- Ice and snow on outside staircases
- Lack of handrails or improperly installed or constructed
- The height and depth of the stair risers violate a building code
- Objects left on staircases
- Inadequate lighting for outdoor staircases
A source for establishing liability is by reviewing the applicable municipal or county building code and determining if the stairs’ height and depth were within the variance height found in the code. Having steps of different heights or depth can easily cause someone to become disoriented or lose their balance. Most codes require handrails to be installed in certain ways or to be of a certain height.
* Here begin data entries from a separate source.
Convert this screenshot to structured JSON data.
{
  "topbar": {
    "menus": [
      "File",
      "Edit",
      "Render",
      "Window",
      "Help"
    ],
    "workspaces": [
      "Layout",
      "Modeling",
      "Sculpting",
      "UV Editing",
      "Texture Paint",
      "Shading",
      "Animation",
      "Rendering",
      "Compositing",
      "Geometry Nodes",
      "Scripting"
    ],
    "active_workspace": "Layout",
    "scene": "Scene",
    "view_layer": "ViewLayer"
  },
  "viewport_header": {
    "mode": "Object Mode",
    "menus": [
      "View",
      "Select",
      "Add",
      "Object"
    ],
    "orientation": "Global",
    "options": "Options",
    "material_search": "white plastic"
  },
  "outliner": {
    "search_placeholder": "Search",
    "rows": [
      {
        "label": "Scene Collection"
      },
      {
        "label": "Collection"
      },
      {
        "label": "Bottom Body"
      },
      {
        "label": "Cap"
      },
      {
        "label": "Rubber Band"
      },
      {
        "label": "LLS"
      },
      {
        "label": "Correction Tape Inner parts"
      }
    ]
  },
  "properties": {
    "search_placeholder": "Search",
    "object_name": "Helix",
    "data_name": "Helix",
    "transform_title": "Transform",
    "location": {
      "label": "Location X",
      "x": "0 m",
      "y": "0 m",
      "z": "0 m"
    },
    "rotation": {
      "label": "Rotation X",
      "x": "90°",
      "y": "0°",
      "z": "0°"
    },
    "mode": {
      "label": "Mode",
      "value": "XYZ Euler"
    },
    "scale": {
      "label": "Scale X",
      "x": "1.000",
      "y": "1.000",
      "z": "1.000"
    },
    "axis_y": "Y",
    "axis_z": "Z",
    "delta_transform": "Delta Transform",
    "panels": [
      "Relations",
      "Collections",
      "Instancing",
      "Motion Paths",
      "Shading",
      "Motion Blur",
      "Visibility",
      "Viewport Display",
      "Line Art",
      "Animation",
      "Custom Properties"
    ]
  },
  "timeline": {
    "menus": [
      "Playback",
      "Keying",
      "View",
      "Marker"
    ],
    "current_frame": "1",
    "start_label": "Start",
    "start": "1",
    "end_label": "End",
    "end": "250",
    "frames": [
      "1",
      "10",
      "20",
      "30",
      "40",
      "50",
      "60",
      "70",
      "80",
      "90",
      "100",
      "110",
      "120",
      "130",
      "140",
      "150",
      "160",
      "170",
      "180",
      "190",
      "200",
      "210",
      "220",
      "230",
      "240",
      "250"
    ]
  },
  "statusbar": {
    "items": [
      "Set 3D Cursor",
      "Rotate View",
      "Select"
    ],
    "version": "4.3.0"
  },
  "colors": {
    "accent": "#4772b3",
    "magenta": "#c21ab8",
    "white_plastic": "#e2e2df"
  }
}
A stairway that violates the building code is strong evidence of liability if you can show that this was the cause of your accident.
Damages in a Stairway Fall Case
A premises liability claim, which includes holding the property owner liable for your fall on a staircase, can involve substantial damages. A fall can easily result in head injuries, a broken pelvis, limbs and spinal cord injuries. Your stair case premises liability lawyer can help you establish and prove the following damages:
- Loss of earnings
- Past and future medical expenses
- Pain and suffering
- Emotional distress
- Spousal claim for loss of consortium
It often takes your premises liability lawyer to not only obtain your medical and employment records, but to have your health care provider certify that you were unable to work at your job for a certain time or can no longer perform the duties required for your job. If you have a permanent disability, your physician needs to quantify it and state the nature and extent of your physical restrictions. In some cases, extreme depression from your inability to return to your normal recreational or daily activities can devastate an injured victim, which needs to be documented by a psychologist or psychiatrist. Lastly, if your injuries are serious, your attorney can request that your health care provider comment on the likelihood you will need future treatment, estimate its probable cost and give a prognosis.
Paul Tetzel is an experienced and well-regarded lawyer from Boston who has will advocate for your rights to the full extent of the law. Since evidence from such cases can easily disappear, contacting him promptly after an accident is imperative if you want to have the best opportunity to obtain the most compensation for your slip and fall claim.